#### Work item
Each record should be returned exactly as it is written.

Entries supplied Start Marker

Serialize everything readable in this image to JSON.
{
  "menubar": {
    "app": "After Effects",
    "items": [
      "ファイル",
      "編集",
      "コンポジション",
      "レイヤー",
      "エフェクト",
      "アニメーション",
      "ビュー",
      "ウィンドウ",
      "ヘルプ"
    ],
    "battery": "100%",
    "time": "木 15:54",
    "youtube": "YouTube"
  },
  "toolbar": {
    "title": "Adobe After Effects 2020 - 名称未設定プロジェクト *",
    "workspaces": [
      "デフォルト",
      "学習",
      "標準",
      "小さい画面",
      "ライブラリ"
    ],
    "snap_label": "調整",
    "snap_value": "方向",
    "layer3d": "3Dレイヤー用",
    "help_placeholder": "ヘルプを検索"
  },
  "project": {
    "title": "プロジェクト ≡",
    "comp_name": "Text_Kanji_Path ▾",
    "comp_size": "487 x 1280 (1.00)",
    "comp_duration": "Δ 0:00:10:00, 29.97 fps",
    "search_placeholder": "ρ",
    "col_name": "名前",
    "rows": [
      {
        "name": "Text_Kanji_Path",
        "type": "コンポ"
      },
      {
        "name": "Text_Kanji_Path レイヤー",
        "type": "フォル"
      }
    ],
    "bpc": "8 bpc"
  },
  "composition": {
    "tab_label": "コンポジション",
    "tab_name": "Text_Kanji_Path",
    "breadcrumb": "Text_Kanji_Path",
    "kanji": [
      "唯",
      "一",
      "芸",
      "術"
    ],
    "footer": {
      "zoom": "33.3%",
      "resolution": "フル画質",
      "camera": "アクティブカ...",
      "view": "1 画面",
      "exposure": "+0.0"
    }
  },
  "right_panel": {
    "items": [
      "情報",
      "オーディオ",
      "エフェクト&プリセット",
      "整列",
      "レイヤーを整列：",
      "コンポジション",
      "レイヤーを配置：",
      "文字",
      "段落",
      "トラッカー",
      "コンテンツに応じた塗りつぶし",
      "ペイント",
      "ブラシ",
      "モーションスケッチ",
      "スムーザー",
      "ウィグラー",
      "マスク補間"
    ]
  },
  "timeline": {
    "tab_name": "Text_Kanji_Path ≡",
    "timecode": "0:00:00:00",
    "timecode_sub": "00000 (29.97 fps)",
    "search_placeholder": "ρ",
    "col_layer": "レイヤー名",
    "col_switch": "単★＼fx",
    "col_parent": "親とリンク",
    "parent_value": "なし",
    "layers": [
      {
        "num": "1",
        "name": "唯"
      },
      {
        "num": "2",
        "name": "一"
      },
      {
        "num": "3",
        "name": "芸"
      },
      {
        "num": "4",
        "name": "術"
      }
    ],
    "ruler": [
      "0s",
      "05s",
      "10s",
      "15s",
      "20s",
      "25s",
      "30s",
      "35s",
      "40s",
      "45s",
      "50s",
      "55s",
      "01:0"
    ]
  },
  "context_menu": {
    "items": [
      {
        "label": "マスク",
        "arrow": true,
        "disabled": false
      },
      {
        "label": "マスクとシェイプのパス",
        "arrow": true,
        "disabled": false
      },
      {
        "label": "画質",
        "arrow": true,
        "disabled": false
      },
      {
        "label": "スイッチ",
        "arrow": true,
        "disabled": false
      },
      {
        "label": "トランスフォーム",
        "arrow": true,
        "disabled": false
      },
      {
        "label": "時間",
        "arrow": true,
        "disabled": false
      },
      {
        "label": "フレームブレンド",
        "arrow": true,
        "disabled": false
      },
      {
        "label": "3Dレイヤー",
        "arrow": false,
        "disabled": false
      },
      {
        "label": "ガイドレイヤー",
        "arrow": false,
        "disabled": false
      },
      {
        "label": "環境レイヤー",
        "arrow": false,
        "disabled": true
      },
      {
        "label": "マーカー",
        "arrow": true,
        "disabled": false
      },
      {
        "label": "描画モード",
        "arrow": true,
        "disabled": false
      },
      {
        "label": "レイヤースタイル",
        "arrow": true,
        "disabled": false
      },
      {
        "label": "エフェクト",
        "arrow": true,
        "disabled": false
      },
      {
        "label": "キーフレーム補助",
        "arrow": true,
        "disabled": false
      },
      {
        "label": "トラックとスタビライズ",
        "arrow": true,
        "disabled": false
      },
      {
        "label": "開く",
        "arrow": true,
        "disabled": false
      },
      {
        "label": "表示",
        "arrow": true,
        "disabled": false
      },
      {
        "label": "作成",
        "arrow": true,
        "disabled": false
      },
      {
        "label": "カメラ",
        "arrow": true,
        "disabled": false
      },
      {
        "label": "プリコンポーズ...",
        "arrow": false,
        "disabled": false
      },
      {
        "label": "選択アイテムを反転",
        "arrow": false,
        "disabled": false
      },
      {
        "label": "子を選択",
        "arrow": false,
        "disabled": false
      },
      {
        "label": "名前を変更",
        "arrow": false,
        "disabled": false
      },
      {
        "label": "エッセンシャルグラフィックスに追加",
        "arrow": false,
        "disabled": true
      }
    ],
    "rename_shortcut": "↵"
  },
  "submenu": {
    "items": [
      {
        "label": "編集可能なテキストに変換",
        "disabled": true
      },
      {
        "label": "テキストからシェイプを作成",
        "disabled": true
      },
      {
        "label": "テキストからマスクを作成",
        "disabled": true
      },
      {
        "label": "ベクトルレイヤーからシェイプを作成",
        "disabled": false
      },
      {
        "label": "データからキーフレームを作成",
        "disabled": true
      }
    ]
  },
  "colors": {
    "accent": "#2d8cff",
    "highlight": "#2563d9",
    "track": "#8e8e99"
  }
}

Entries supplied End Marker

#### Answer section
Serialize everything readable in this image to JSON.
{
  "menubar": {
    "app": "After Effects",
    "items": [
      "ファイル",
      "編集",
      "コンポジション",
      "レイヤー",
      "エフェクト",
      "アニメーション",
      "ビュー",
      "ウィンドウ",
      "ヘルプ"
    ],
    "battery": "100%",
    "time": "木 15:54",
    "youtube": "YouTube"
  },
  "toolbar": {
    "title": "Adobe After Effects 2020 - 名称未設定プロジェクト *",
    "workspaces": [
      "デフォルト",
      "学習",
      "標準",
      "小さい画面",
      "ライブラリ"
    ],
    "snap_label": "調整",
    "snap_value": "方向",
    "layer3d": "3Dレイヤー用",
    "help_placeholder": "ヘルプを検索"
  },
  "project": {
    "title": "プロジェクト ≡",
    "comp_name": "Text_Kanji_Path ▾",
    "comp_size": "487 x 1280 (1.00)",
    "comp_duration": "Δ 0:00:10:00, 29.97 fps",
    "search_placeholder": "ρ",
    "col_name": "名前",
    "rows": [
      {
        "name": "Text_Kanji_Path",
        "type": "コンポ"
      },
      {
        "name": "Text_Kanji_Path レイヤー",
        "type": "フォル"
      }
    ],
    "bpc": "8 bpc"
  },
  "composition": {
    "tab_label": "コンポジション",
    "tab_name": "Text_Kanji_Path",
    "breadcrumb": "Text_Kanji_Path",
    "kanji": [
      "唯",
      "一",
      "芸",
      "術"
    ],
    "footer": {
      "zoom": "33.3%",
      "resolution": "フル画質",
      "camera": "アクティブカ...",
      "view": "1 画面",
      "exposure": "+0.0"
    }
  },
  "right_panel": {
    "items": [
      "情報",
      "オーディオ",
      "エフェクト&プリセット",
      "整列",
      "レイヤーを整列：",
      "コンポジション",
      "レイヤーを配置：",
      "文字",
      "段落",
      "トラッカー",
      "コンテンツに応じた塗りつぶし",
      "ペイント",
      "ブラシ",
      "モーションスケッチ",
      "スムーザー",
      "ウィグラー",
      "マスク補間"
    ]
  },
  "timeline": {
    "tab_name": "Text_Kanji_Path ≡",
    "timecode": "0:00:00:00",
    "timecode_sub": "00000 (29.97 fps)",
    "search_placeholder": "ρ",
    "col_layer": "レイヤー名",
    "col_switch": "単★＼fx",
    "col_parent": "親とリンク",
    "parent_value": "なし",
    "layers": [
      {
        "num": "1",
        "name": "唯"
      },
      {
        "num": "2",
        "name": "一"
      },
      {
        "num": "3",
        "name": "芸"
      },
      {
        "num": "4",
        "name": "術"
      }
    ],
    "ruler": [
      "0s",
      "05s",
      "10s",
      "15s",
      "20s",
      "25s",
      "30s",
      "35s",
      "40s",
      "45s",
      "50s",
      "55s",
      "01:0"
    ]
  },
  "context_menu": {
    "items": [
      {
        "label": "マスク",
        "arrow": true,
        "disabled": false
      },
      {
        "label": "マスクとシェイプのパス",
        "arrow": true,
        "disabled": false
      },
      {
        "label": "画質",
        "arrow": true,
        "disabled": false
      },
      {
        "label": "スイッチ",
        "arrow": true,
        "disabled": false
      },
      {
        "label": "トランスフォーム",
        "arrow": true,
        "disabled": false
      },
      {
        "label": "時間",
        "arrow": true,
        "disabled": false
      },
      {
        "label": "フレームブレンド",
        "arrow": true,
        "disabled": false
      },
      {
        "label": "3Dレイヤー",
        "arrow": false,
        "disabled": false
      },
      {
        "label": "ガイドレイヤー",
        "arrow": false,
        "disabled": false
      },
      {
        "label": "環境レイヤー",
        "arrow": false,
        "disabled": true
      },
      {
        "label": "マーカー",
        "arrow": true,
        "disabled": false
      },
      {
        "label": "描画モード",
        "arrow": true,
        "disabled": false
      },
      {
        "label": "レイヤースタイル",
        "arrow": true,
        "disabled": false
      },
      {
        "label": "エフェクト",
        "arrow": true,
        "disabled": false
      },
      {
        "label": "キーフレーム補助",
        "arrow": true,
        "disabled": false
      },
      {
        "label": "トラックとスタビライズ",
        "arrow": true,
        "disabled": false
      },
      {
        "label": "開く",
        "arrow": true,
        "disabled": false
      },
      {
        "label": "表示",
        "arrow": true,
        "disabled": false
      },
      {
        "label": "作成",
        "arrow": true,
        "disabled": false
      },
      {
        "label": "カメラ",
        "arrow": true,
        "disabled": false
      },
      {
        "label": "プリコンポーズ...",
        "arrow": false,
        "disabled": false
      },
      {
        "label": "選択アイテムを反転",
        "arrow": false,
        "disabled": false
      },
      {
        "label": "子を選択",
        "arrow": false,
        "disabled": false
      },
      {
        "label": "名前を変更",
        "arrow": false,
        "disabled": false
      },
      {
        "label": "エッセンシャルグラフィックスに追加",
        "arrow": false,
        "disabled": true
      }
    ],
    "rename_shortcut": "↵"
  },
  "submenu": {
    "items": [
      {
        "label": "編集可能なテキストに変換",
        "disabled": true
      },
      {
        "label": "テキストからシェイプを作成",
        "disabled": true
      },
      {
        "label": "テキストからマスクを作成",
        "disabled": true
      },
      {
        "label": "ベクトルレイヤーからシェイプを作成",
        "disabled": false
      },
      {
        "label": "データからキーフレームを作成",
        "disabled": true
      }
    ]
  },
  "colors": {
    "accent": "#2d8cff",
    "highlight": "#2563d9",
    "track": "#8e8e99"
  }
}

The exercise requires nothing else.